The attack on the U.S. embassy September 17, 2009, which involved two car bombs and the use of rocket-propelled grenades and sniper rifles by armed attackers disguised as local law enforcement, brought world attention to the escalating situation in Yemen. The attack, which killed 19 people, “indicates a marked increase in jihadist capabilities in Yemen,” Stratfor concluded.
The terrorist attack may have been the first achievement of the Iran-Al-Qaeda alliance in Yemen. The Telegraph reported on November 28, 2008, two months after the bombing, that a letter from Ayman al-Zawahiri, the second-in-command of Al-Qaeda, to Saad Bin Laden, the eldest son of Osama Bin Laden had been intercepted. Saad found safe harbor on Iranian territory since at least 2002 and only left the country for Pakistan in September, according to then-Director of National Intelligence Michael McConnell.
In the letter, Zawahiri thanks the Iranian Revolutionary Guards Corps for their “monetary and infrastructure assistance” that enabled the group to commit recent operations in Yemen, apparently in reference to the attack on the U.S. embassy. “Iran's Revolutionary Guards have provided important support in helping al-Qaeda to turn Yemen into a major centre of operations,” the Telegraph quoted a “senior Western security official” as saying.
A “senior U.S. intelligence official” confirmed to the Long War Journal that Saad Bin Laden acts as a liaison between Zawahiri and Iran, and even elaborated on the communication between the two parties. “Zawahiri was concerned that the al Qaeda-manned militia fighting on the side of the government against the Iranian-backed Houthi rebels might threaten Iran’s interests in Yemen," LWJ quoted the source as saying. Iran has been widely accused of supporting the Zaydi Shiites who are fighting the Yemeni government.
Arab press outlets first wrote about the Iran connection in August. The Saudi Al-Watan reported that a senior Al-Qaeda leader in Yemen, Naif Muhammad al-Kahtani, also known as Abu Haman, was receiving Iranian financing to support attacks in the country as well as Saudi Arabia. On January 20, the Yemen Observer reported that Al-Iman University in San’a was being used by Iran and Qatar to train volunteers who wanted to fight the Israelis in the Gaza Strip. Emir Al-Thani of Qatar, ostensibly a U.S. ally and natural enemy of Iran due to their Arab ethnicity, met with President Ahmadinejad this month and said that the Islamic world needed a superpower like Iran.
The Reform Party of Syria, a U.S.-based group of dissidents, claimed on September 15 that they received intelligence from Palestinian sources in Syria that the Iranian Revolutionary Guards were using the remants of Abu Nidal’s terrorist group, called the Revolutionary Council, in Syria to develop a terrorist network in Eb, Yemen “where training is underway.” Although Abu Nidal himself was assassinated in Baghdad in 2002, almost certainly at the hands of the Iraqi regime that was harboring him, the rest of his group departed Iraq for Syria.
Iran is clearly supporting Al-Qaeda’s activities in Yemen logistically, allowing members of the terrorist organization on Iranian soil to run a ratline into the Gulf.

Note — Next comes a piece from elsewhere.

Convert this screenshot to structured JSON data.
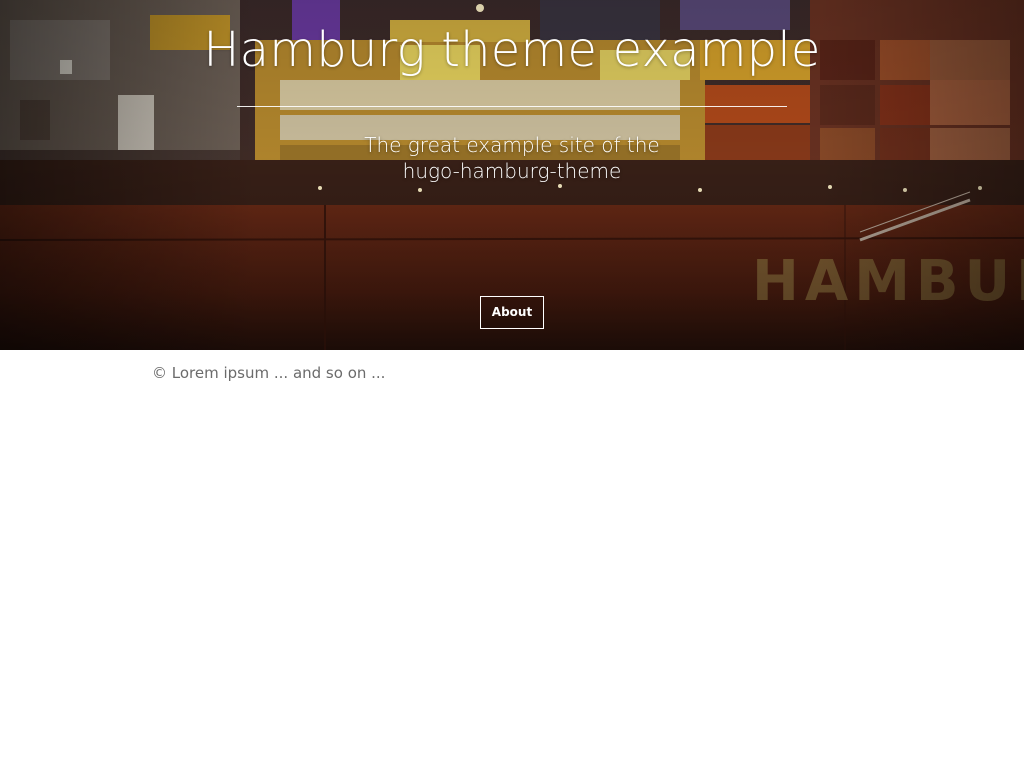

The government of Saudi Arabia in early February released a list of their 85 most wanted terrorists, 35 of which are believed to be in Iran or were last seen there, according to ASharq Awsat. The paper reported that the Saudis believed that the Al-Qaeda figures based in Iran were linking up with operatives in Yemen.
The best example of this ratline’s operation is the case of Said Ali al-Shihri, an Al-Qaeda operative who once was held at Guantanamo Bay and then transferred to Saudi custody in 2007. After graduating from the Saudi terrorist “rehabilitation” program, he met with “extremists” in Iran, where he assisted with their travel to Afghanistan. From Iran, he traveled to Yemen and became the deputy leader of Al-Qaeda’s branch there, later appearing on a videotape to announce his appointment.
Iran’s assistance to both Al-Qaeda in Yemen as well as the Shiite Zaydi rebels is an important case study in Iran’s ability to play both sides. In Iraq, the Iranian regime similarly supported both sides, backing both the Shiite militia and Sunni insurgents. As the battle in Yemen heats up, the U.S. must recognize that the country isn’t simply a front in the struggle against Al-Qaeda, but a new front in Iran’s offensive against Western interests in the region.